2014 Cease and Desist Order Extension

In 2009 CRSA was instrumental in the State Water Resources Control Board (SWRCB) issuing Water Order 2009-0060 ordering Cal Am to stop pumping water illegally from the Carmel River by December 31, 2016. Because of that order Cal Am started seriously working on a new water source for the Monterey Peninsula. That source was to be a new desal plant.

Because of numerous reasons that will not to be discussed here, in late 2014 it became apparent the new desal plant would not be ready by December 31, 2016. Cal Am organized a group of stakeholders to meet with the SWRCB to start discussions about extending Water Order 2009-0060.

CRSA was part of that stakeholder group and took the position that the best thing for steelhead would be to stop all illegal pumping and the excessive pumping to maintain water rights. Realizing that it is socially, economically and politically unrealistic for that to happen without a replacement water source, and realizing that even if Cal Am reduced pumping significantly the river would still have problems, the second best thing would be additional mitigation to help the fish during the extension and to help set the stage for recovery when water was no longer over-pumped from the river.

CRSA lobbied and took the lead in advocating for significant additional mitigations. Cal Am agreed to spend up to $2.5 million for additional mitigation if the Cease and Desist Order was extended. Working with Monterey Peninsula Water Management District and Cal Am, CRSA put together a list of mitigation items needed on the Carmel River. With input from National Marine Fisheries Service, California Department of Fish & Wildlife and Cal Am, we determined which projects could obtain a permit and could be completed during the time the extension was to run. Cal Am agreed to the following list of mitigation items and approximate costs:

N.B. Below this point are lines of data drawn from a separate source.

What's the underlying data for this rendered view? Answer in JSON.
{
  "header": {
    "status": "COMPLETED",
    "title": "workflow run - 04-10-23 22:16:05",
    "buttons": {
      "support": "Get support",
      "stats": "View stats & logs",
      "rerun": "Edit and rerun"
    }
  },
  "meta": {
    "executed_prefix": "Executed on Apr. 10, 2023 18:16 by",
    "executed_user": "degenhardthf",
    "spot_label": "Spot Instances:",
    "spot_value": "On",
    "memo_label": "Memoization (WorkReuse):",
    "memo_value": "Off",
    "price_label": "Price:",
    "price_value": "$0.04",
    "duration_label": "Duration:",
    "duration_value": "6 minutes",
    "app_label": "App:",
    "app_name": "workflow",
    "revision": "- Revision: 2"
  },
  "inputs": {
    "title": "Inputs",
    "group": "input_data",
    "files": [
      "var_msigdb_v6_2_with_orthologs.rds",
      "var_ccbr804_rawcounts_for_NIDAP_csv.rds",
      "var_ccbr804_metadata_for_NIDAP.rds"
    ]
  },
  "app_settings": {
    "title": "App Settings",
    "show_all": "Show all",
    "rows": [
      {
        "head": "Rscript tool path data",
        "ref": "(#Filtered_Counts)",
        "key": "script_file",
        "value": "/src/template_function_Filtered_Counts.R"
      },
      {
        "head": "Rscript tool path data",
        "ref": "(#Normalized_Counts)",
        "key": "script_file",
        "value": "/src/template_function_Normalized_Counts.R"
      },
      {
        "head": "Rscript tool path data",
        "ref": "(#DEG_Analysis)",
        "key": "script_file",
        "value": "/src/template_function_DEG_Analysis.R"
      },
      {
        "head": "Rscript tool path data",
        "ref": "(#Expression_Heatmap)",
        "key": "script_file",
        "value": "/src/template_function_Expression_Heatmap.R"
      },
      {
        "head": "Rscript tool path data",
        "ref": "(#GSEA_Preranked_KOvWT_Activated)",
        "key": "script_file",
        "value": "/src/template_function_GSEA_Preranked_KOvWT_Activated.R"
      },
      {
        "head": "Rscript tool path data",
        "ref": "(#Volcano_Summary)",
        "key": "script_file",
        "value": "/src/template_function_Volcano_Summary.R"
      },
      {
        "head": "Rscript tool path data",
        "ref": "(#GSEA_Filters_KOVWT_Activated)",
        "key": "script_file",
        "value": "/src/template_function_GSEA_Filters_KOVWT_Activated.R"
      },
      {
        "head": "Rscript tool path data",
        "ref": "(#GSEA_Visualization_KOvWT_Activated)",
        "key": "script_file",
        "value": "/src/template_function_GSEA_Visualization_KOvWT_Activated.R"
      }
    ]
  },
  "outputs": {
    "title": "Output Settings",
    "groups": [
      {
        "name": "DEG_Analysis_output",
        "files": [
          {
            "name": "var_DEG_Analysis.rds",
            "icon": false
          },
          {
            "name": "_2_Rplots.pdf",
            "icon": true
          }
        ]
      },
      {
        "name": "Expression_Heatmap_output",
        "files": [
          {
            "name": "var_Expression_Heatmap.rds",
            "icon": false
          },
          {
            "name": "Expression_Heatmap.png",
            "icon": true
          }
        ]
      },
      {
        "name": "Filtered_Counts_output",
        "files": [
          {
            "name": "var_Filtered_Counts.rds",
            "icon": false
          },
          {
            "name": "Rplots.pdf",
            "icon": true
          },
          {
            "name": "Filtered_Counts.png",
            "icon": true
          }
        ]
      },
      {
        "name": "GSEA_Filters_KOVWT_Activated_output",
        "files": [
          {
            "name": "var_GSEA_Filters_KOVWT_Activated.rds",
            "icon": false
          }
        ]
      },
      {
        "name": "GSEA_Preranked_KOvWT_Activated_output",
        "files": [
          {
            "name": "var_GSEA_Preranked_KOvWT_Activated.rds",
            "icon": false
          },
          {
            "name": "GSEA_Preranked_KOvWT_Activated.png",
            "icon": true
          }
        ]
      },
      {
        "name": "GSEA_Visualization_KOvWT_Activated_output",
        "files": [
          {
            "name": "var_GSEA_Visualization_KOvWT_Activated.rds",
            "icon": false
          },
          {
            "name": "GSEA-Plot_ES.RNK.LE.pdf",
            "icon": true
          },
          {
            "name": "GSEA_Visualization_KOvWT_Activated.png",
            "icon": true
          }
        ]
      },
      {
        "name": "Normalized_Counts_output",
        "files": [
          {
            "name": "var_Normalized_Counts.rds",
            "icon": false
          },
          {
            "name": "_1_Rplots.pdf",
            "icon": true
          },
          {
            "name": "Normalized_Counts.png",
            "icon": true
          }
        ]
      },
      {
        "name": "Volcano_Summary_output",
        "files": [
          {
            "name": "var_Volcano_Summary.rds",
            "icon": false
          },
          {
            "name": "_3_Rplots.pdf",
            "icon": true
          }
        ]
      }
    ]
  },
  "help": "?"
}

  1. Additional spawning gravel injections below Los Padres reservoir ($0.2 million).
  2. Improvements to the existing upstream fish passage ladder and trap at Los Padres Dam ($0.2 million).
  3. Installation of a fish screen at the lower outlet pipe on Los Padres Dam ($0.8 million).
  4. A pit tagging program ($0.8 million).
  5. A through-reservoir survival study for Los Padres Reservoir ($0.5 million).

Cal Am agreed to a total of $2.5 million. These projects will be done in the order listed and, if some take more money than expected, the last on the list will either be shortened or eliminated.

CRSA believes that when the listed mitigations are implemented, steelhead will be in a better position to recover once water is restored to the river.